DeGroot last saw Charlie, his family's Cavalier King Charles Spaniel, on Feb. 13 at his home on Lumber Lane in Bridgehampton. He initially thought Charlie ran away, but later he learned from a neighbor that the dog had likely been stolen.
He called the number back, spoke to the Patchogue woman who left the message, and by 11 p.m. the DeGroots and Charlie were reunited. The woman's son drove out to bring Charlie back — overshooting Bridgehampton and getting lost in Amagansett on the way, adding to the DeGroots' wait and anticipation.
DeGroot said that he just wanted to have Charlie back, so he did not ask the woman many questions.
But she did explain that about 10 weeks earlier a friend came to her and said she had a dog who needed a home. She agreed to take the dog in, not knowing his origins. One of her friends visited Bridgehampton after that and informed her that her new pet was on "Stolen Dog" signs all over town. DeGroot said the woman looked into it and found being stolen. She realized her dog and Charlie were definitely one and the same.
"She said, 'I felt horrible; I haven't been able to sleep,'" DeGroot recalled.
"He was well taken care of," DeGroot said. The woman, who he didn't name, had taken Charlie to a veterinarian, and she refused the $300 reward being offered.

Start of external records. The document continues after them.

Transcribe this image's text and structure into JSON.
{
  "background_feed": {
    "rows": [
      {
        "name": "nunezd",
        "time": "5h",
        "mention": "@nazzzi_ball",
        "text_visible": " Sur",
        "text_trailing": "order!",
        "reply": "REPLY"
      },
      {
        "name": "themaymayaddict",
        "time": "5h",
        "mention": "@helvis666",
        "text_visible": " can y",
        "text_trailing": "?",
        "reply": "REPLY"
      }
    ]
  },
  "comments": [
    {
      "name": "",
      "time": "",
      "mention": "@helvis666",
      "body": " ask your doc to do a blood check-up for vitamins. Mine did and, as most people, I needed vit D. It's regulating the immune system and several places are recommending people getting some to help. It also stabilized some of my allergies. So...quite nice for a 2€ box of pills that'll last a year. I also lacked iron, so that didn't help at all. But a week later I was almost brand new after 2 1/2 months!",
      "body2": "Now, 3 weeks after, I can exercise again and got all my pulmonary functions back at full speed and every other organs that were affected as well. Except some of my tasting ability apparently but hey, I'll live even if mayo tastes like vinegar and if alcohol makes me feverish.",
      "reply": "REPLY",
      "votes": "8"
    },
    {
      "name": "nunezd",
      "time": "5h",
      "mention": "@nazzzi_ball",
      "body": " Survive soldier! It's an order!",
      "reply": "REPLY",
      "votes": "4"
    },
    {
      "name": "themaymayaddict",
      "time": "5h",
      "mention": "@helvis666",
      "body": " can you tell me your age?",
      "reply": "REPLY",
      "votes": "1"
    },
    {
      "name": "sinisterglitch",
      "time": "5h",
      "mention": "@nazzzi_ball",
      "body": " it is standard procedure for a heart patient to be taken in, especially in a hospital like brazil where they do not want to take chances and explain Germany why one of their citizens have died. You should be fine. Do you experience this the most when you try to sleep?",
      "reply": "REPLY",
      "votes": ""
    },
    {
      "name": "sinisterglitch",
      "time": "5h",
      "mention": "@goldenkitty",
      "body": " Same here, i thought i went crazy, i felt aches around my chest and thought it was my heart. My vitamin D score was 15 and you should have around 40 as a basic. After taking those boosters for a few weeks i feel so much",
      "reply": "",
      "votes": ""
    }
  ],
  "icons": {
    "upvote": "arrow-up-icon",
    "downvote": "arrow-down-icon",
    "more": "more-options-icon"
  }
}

She told DeGroot that her backyard had become full of cinderblocks to block Charlie's egress, because he kept trying to dig his way out. This was funny to DeGroot, because Charlie's knack for escaping is seemingly what led to him being stolen.

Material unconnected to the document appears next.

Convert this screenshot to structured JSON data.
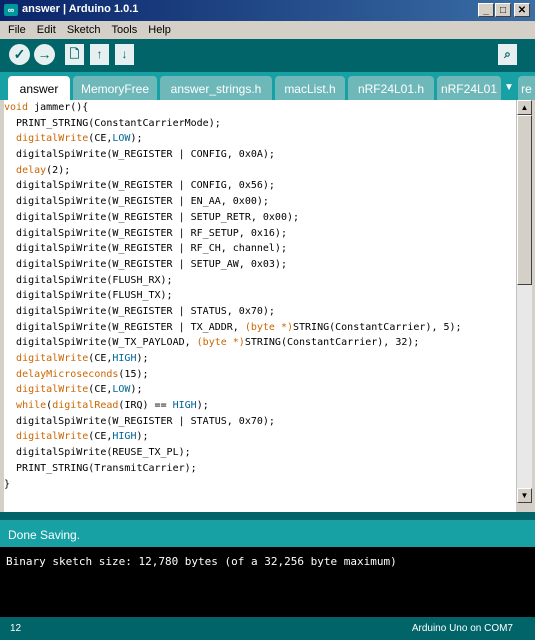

DeGroot told Patch in March that Charlie will dig his way under any fence — and even endure the shock of an electric collar for an invisible fence — because he is determined to roam free. However, he always returns shortly thereafter.
"He's just an escape artist," said DeGroot's wife, Kathryn. "He just loves to go on little adventures."
She said that whenever she returns from the grocery store, Charlie knows that's his chance to sneak past the door. "He'll run out between your legs when you have grocery bags in your hands."
On the morning of Feb. 13, Charlie got out once again. When he didn't come back after a few hours, DeGroot became concerned and started to spread the word that Charlie was missing. Three days later, his neighbor told him she thinks she knows what happened.
Let Patch save you time. Get great local stories like this delivered right to your inbox or smartphone every day with our free newsletter. Simple, fast sign-up here.
As DeGroot relays the story, an irate woman showed up at the neighbor's house with Charlie calling her a bad pet owner and chastising her for letting the dog get loose. The neighbor explained the dog belongs to the DeGroots across the street, and gets out from time to time. She had assumed the woman brought the dog to the DeGroots' house after that. But when the neighbor got an email about Charlie being missing, she put it together that the woman must have driven off with him instead.
At one point DeGroot received tips that a dog matching Charlie's description had been spotted in Springs. He traveled to Springs on three occasions to search and post fliers, and even left his jacket outside hoping Charlie would catch the scent. It turned out to be a female dog, which was eventually picked up by animal control. He also called animal shelters all over Suffolk, to no avail.
The DeGroots bought Charlie three years ago as a puppy. The children, Heather, 13, Jonathan, 11, and Beatrice, 9, researched breeds online themselves and decided on a Cavalier King Charles Spaniel.
"I was really happy," Jonathan said of Charlie's return. He admitted that he never thought he'd see his dog again, but said his father never gave up hope.
DeGroot said it's easy to tell that Charlie missed being in Bridgehampton, as he runs on their 16 acres, happily chasing the kids.